Kenya loses about Sh600 billion annually to corruption, double the amount the National Government sends to our counties. The figures from the Ethics and Anti-Corruption Commission should shock every Kenyan of goodwill into sustained and decisive action against corruption.
While the three arms of Government must drastically step up their efforts to root out corruption, it is incumbent on Kenyans to demand action from the person that they see in their mirrors. Kenya has more than 30 million Christians who subscribe to the teachings of Christ.
The narrow path that Jesus Christ championed is a constant choice of right over wrong. President Uhuru Kenyatta has on numerous occasions placed what he believes to be the right solutions on the table. Kenyans must similarly offer concrete anti-corruption solutions so that the country can keep extracting right from wrong.
Indeed, followers of Jesus Christ must always strive to do the right thing however difficult that may be. Among these followers are 21 Bishops from East Africa who this week congregated in Kabarnet town to be conferred Honorary Doctorates by University of America. My father, Bishop Dr David Nguli Kalua was among the honourees.
My father hails from Tungutu village in Kitui County, an area fondly referred to as the village of Bishops. This is because it has produced powerful clergy that include retired Anglican Archbishop Dr Benjamin Nzimbi, the late Catholic Archbishop Boniface Lele, Anglican Bishop Dr Ngangi Mutisya and Episcopal Church Bishop Dr Kavuku Kimwele.

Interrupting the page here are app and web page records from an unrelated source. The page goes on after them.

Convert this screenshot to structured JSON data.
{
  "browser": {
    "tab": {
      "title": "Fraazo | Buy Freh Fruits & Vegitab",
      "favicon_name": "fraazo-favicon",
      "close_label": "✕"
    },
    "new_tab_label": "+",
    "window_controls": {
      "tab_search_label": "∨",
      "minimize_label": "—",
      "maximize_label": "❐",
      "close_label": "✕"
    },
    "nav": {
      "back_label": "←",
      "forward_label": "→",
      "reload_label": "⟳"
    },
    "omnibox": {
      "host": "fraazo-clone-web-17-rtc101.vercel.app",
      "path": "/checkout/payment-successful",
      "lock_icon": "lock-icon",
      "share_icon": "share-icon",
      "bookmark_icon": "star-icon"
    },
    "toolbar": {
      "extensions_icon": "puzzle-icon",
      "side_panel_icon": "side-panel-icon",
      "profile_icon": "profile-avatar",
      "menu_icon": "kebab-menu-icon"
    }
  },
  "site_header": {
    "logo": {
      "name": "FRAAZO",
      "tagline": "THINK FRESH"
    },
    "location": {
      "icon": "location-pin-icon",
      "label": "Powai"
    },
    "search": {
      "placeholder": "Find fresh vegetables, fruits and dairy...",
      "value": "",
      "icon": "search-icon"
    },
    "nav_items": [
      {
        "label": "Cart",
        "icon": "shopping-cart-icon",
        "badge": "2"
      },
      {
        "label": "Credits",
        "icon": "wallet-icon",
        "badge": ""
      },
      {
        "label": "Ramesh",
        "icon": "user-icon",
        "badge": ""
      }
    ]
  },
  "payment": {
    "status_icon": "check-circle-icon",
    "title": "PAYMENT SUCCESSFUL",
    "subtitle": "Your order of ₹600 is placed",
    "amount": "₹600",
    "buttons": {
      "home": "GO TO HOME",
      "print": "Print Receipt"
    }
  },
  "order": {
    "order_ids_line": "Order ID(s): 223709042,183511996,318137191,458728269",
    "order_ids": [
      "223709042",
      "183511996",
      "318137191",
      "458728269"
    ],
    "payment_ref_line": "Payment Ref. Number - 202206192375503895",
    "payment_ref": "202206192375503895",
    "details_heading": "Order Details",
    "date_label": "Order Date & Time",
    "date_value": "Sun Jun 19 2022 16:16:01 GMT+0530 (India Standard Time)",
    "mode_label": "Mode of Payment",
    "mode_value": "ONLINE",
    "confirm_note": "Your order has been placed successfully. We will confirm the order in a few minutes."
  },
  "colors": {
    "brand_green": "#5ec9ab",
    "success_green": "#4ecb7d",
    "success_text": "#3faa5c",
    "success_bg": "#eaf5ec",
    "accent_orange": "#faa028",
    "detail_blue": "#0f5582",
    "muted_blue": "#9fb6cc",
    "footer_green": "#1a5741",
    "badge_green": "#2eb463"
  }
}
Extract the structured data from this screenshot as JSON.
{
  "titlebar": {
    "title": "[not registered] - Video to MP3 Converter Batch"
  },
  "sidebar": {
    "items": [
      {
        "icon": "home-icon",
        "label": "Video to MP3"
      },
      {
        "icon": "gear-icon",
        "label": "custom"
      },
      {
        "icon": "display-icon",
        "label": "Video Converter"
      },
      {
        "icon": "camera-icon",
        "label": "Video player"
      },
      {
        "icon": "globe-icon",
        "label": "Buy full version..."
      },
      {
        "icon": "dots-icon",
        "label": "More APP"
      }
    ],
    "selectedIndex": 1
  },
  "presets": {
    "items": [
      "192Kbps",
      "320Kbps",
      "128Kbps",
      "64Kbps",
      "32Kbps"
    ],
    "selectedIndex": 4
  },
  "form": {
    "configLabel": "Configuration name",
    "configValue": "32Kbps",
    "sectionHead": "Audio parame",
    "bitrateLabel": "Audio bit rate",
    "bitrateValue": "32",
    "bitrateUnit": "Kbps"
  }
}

Such men of cloth across our nation irrespective of their denominations should continue being men of integrity who must be on the forefront of fighting corruption far beyond the pulpit. They must treat corruption like the spiritual cancer that it is and consequently provide moral leadership that fights corruption in a strategic, consistent and widespread fashion.
In this regard, it is fitting that Archbishop Dr Eliud Wabukala, the immediate former head of the Anglican Church of Kenya, has been nominated by the President to head EACC.
Kenya’s 30 million plus Christians must also follow suit and not just speak out against corruption but be corruption-free themselves. One powerful way that Christians can fight corruption is by transforming the upcoming elections into values based elections.
Since integrity is a critical value, Christians have a chance to eject corrupt leaders as they elect men and women of integrity. The Church leadership can help in developing an integrity scorecard that will help Kenyans to pinpoint leaders whose lives are anchored in integrity.
Leaders are a reflection of the people they lead. If Christians methodically build their lives on the integrity that drove the life of Jesus, they will elect men and women of integrity who will lead the country in a mammoth fight against corruption and protect the billions that we are losing to this vice. This Christmas let us be reminded that, money saved is money earned. Think green, act green!